- _PROBLEM_
Write out, exactly and in full, the records given below, but not their pictures.

--- DATA PROVIDED Enclosed Below ---

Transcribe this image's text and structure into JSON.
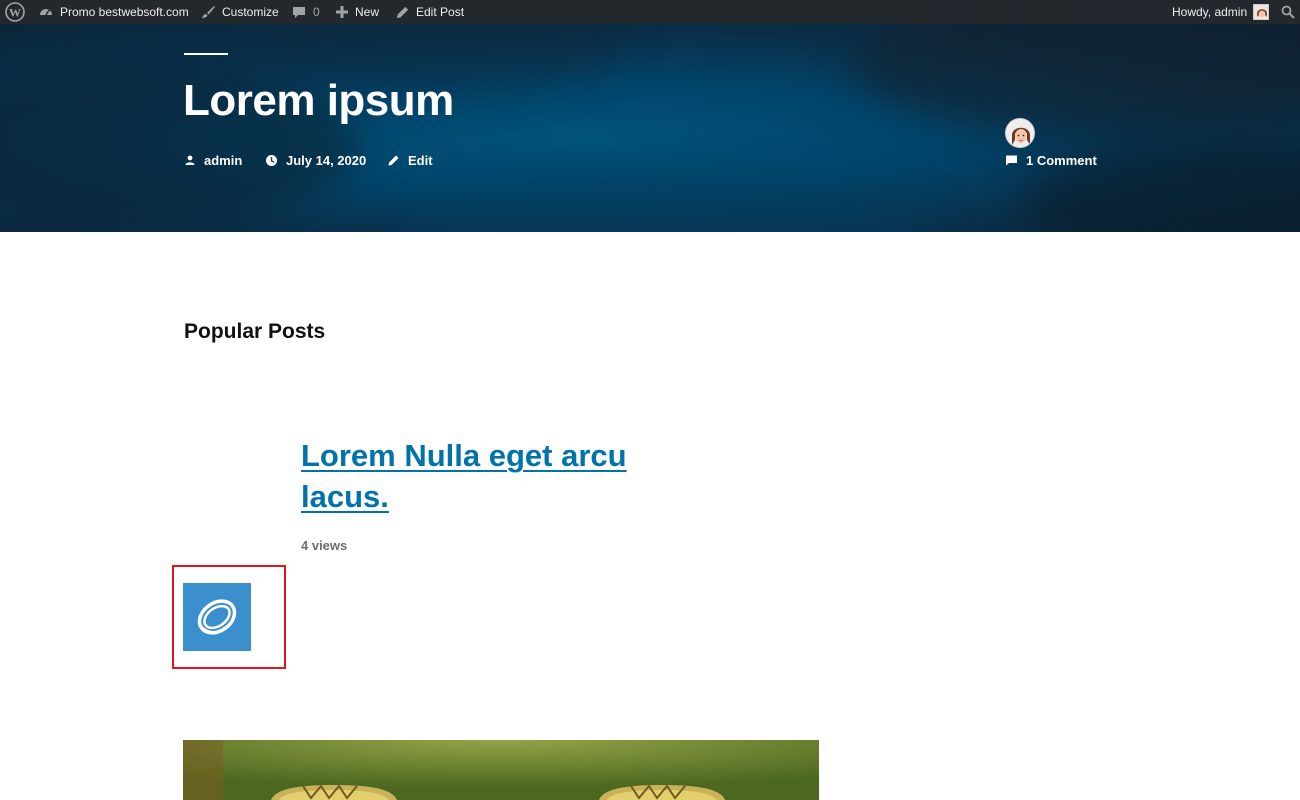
{
  "adminbar": {
    "site_name": "Promo bestwebsoft.com",
    "customize": "Customize",
    "comments_count": "0",
    "new_label": "New",
    "edit_post": "Edit Post",
    "howdy": "Howdy, admin"
  },
  "post": {
    "title": "Lorem ipsum",
    "author": "admin",
    "date": "July 14, 2020",
    "edit": "Edit",
    "comments": "1 Comment"
  },
  "popular_posts": {
    "heading": "Popular Posts",
    "items": [
      {
        "title": "Lorem Nulla eget arcu lacus.",
        "views": "4 views"
      }
    ]
  },
  "colors": {
    "adminbar_bg": "#23282d",
    "header_blue": "#01446a",
    "link": "#0073aa",
    "highlight": "#e0161b",
    "logo_tile": "#3a8fcc"
  }
}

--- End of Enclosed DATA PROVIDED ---

- _RESPONSE TO THIS EXERCISE_
Transcribe this image's text and structure into JSON.
{
  "adminbar": {
    "site_name": "Promo bestwebsoft.com",
    "customize": "Customize",
    "comments_count": "0",
    "new_label": "New",
    "edit_post": "Edit Post",
    "howdy": "Howdy, admin"
  },
  "post": {
    "title": "Lorem ipsum",
    "author": "admin",
    "date": "July 14, 2020",
    "edit": "Edit",
    "comments": "1 Comment"
  },
  "popular_posts": {
    "heading": "Popular Posts",
    "items": [
      {
        "title": "Lorem Nulla eget arcu lacus.",
        "views": "4 views"
      }
    ]
  },
  "colors": {
    "adminbar_bg": "#23282d",
    "header_blue": "#01446a",
    "link": "#0073aa",
    "highlight": "#e0161b",
    "logo_tile": "#3a8fcc"
  }
}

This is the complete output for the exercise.